Most laundrettes are pretty pretty similar to each other, but here are some interesting ones that I’ve found on in Portugal:
- Laundry & Lockers (Porto) – Unique business that combines storage lockers and washing machines along with free wifi – just what every traveller needs.
- Laundry Lounge (Sagres, Algarve) – Bar & Café with laundry machines where you can relax over a beer or grab a coffee and catch up on some work while you wait for your laundry to be done.
Go to a drop off/pick up laundrette
In some parts of the world, like Asia, laundrettes are incredibly cheap: often a dollar per kilo. Unfortunately, Portugal isn’t one of those countries. It’s not prohibitively expensive, but there are definitely cheaper options.
Of course, going for this option as opposed to the self-service option does mean that you don’t have to sit in a laundrette for an hour and that may be worth it for a lot of people. So, how much should you expect to pay? Prices vary, but seem to be roughly €5 per kilo.
Aside from cost, the other downsides to using a laundrette is that the people at the laundrette might not speak English and it’ll actually take longer than using a self-service machine – although you won’t have to sit around to wait for your clothes to be done.
Wash your clothes in the sink (cheapest option)
It wasn’t that long ago in Portugal that most clothes were washed by hand, usually in concrete basins that sat outside the homes in the street. These days, most homes have washing machine but you can still buy hand-washing soap (called sabão roupa) in the supermarkets very easily.
There are a few downsides to washing your clothes in the sink, aside from the fact that it isn’t usually as effective as using a washing machine. Firstly, clothes usually take a bit longer to dry.

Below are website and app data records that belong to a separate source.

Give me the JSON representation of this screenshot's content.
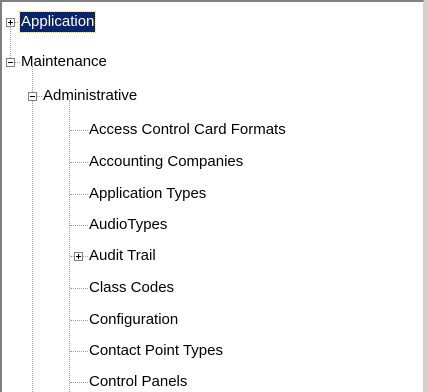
{
  "tree": {
    "application": {
      "label": "Application",
      "expanded": false,
      "selected": true
    },
    "maintenance": {
      "label": "Maintenance",
      "expanded": true,
      "administrative": {
        "label": "Administrative",
        "expanded": true,
        "items": [
          {
            "label": "Access Control Card Formats",
            "has_children": false
          },
          {
            "label": "Accounting Companies",
            "has_children": false
          },
          {
            "label": "Application Types",
            "has_children": false
          },
          {
            "label": "AudioTypes",
            "has_children": false
          },
          {
            "label": "Audit Trail",
            "has_children": true,
            "expanded": false
          },
          {
            "label": "Class Codes",
            "has_children": false
          },
          {
            "label": "Configuration",
            "has_children": false
          },
          {
            "label": "Contact Point Types",
            "has_children": false
          },
          {
            "label": "Control Panels",
            "has_children": false
          }
        ]
      }
    }
  },
  "colors": {
    "selection_bg": "#0a246a",
    "selection_fg": "#ffffff",
    "frame_shadow": "#808080",
    "face": "#d4d0c8"
  }
}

Secondly, you need somewhere to hang them out and that isn’t always easy when you’re staying in a hotel or hostel room. (Tip: Amazon actually sell travel clothes lines, although a long piece of string would also suffice.)
Still, it’s very cheap and that hand-washing soap not only fits nicely in your rucksack but having it in there will keep your clothes smelling fresh as well.